You could even say for the majority of the game the Maroons outplayed the Blues.

The senior players stepped up as needed to lead the debutants for Queensland. Dane Gagai, Josh Papalii, Cameron Munster and Daly Cherry-Evans were pivotal with their performances.

Gagai did especially well to protect his end of the field partnering with Xavier Coates. He made try-saving tackles and also dominated Jack Wighton with the ball. It was mainly the other end with Kurt Capewell and Phillip Sami that was exploited but it didn’t cost them in the end.

Massive changes will be needed for New South Wales. Evidently, jamming in talent didn’t work out for the Blues. They had the fullback of the year in Clint Gutherson and the five-eighth of the year in Jack Wighton lining up in the centres.


Wighton had a horrible time matching up against Gagai and was rendered ineffective defensively, recording seven missed tackles which were the most for the game. Meanwhile, Gutherson did have a crucial slip up against Kurt Capewell for Queensland’s first try.

It did seem for the most part that Gutherson and Josh Addo-Carr worked well together. They paired up to produce two tries and with Gutherson’s work ethic demonstrated by his 32 tackles made, I wouldn’t be opposed to see him partner Addo-Carr again for Game 2.

Clint Gutherson of the Blues is tackled

(Photo by Mark Kolbe/Getty Images)

The exclamation point was the playmakers for the Maroons being far more superior to the Blues playmakers. Luke Keary and Nathan Cleary were absent while Daly Cherry-Evans and Cameron Munster were more threatening.

Just looking at the numbers, Cherry-Evans and Munster ran for more metres and challenged the defence making multiple tackle-breaks compared to their opposition. Their ability to attack the line provided opportunities out wide which allowed Capewell and Gagai to flourish. Also, when it was required, Cherry-Evans converted his goals which made the difference in the score.

You would think that Fittler would keep Nathan Cleary at halfback, but should Keary remain as his partner? Cody Walker hasn’t been able to translate his Rabbitohs form into Origin but giving him an opportunity in a crucial Game 2 might be required. He has certainly shown attacking flair and ability to terrorise defences with his running game.

Additionally, could we see Zac Lomax, who is a traditional centre, come into the game to replace Gutherson or Wighton? By doing so, Gutherson and Wighton would make effective utility players, leaving Keary out of the squad.

Things did not go according to plan for the Blues and now they are left scrambling to find the right solutions to ensure they can extend the series. Why should we have doubted Queensland?

Ben Hunt and AJ Brimson of the Maroons celebrate

(Photo by Cameron Spencer/Getty Images)

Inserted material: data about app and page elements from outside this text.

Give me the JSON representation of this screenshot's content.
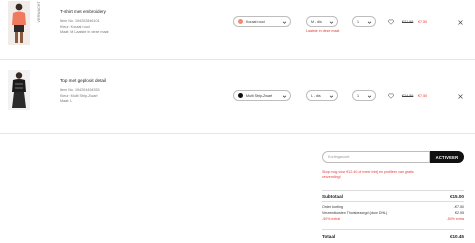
{
  "items": [
    {
      "badge": "VERWACHT",
      "name": "T-shirt met embroidery",
      "item_no": "Item No. 194202846101",
      "color": "Kleur: Koraal rood",
      "size_line": "Maat: M Laatste in deze maat",
      "color_select": "Koraal rood",
      "size_select": "M - dis",
      "qty": "1",
      "warning": "Laatste in deze maat",
      "old_price": "€21.99",
      "new_price": "€7.50"
    },
    {
      "name": "Top met geplooit detail",
      "item_no": "Item No. 194204494353",
      "color": "Kleur: Multi Strip-Zwart",
      "size_line": "Maat: L",
      "color_select": "Multi Strip-Zwart",
      "size_select": "L - dis",
      "qty": "1",
      "old_price": "€24.99",
      "new_price": "€7.50"
    }
  ],
  "discount": {
    "placeholder": "Kortingscode",
    "button": "ACTIVEER"
  },
  "promo_text": "Shop nog voor €12.40 of meer inbij en profiteer van gratis verzending!",
  "summary": {
    "subtotal_label": "Subtotaal",
    "subtotal_value": "€15.00",
    "order_discount_label": "Order korting",
    "order_discount_value": "-€7.50",
    "shipping_label": "Verzendkosten Thuisbezorgd (door DHL)",
    "shipping_value": "€2.95",
    "extra_label": "-50% extra!",
    "extra_value": "-50% extra",
    "total_label": "Totaal",
    "total_value": "€10.45"
  },
  "colors": {
    "accent_red": "#e53935",
    "swatch_coral": "#f28b72",
    "swatch_black": "#111111",
    "button_black": "#111111"
  }
}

If there is anything to learn from Game 1, it is that the Blues should never go into a series expecting results to come their way. New South Wales always need to equal or exceed Queensland’s intensity in the game.

In 2018 and 2019, the Blues were able to stay locked in to match and even overwhelm the Maroons with their play and energy. However, from the first minute and throughout Game 1, they were shaken and helpless against the pressure of Queensland. A myriad of errors with and without the ball saw Queensland score 18 unanswered points to snatch the game from the Blues.

Overall, no matter what changes are made for the Blues, New South Wales are going to have to earn their victory. Queensland have instilled a culture where they rarely beat themselves.

They outworked the Blues and it seemed like the Maroons cared about Origin more than their opposition. Look out for the Blues to come out with extra urgency and intensity in Game 2, simply because they need to.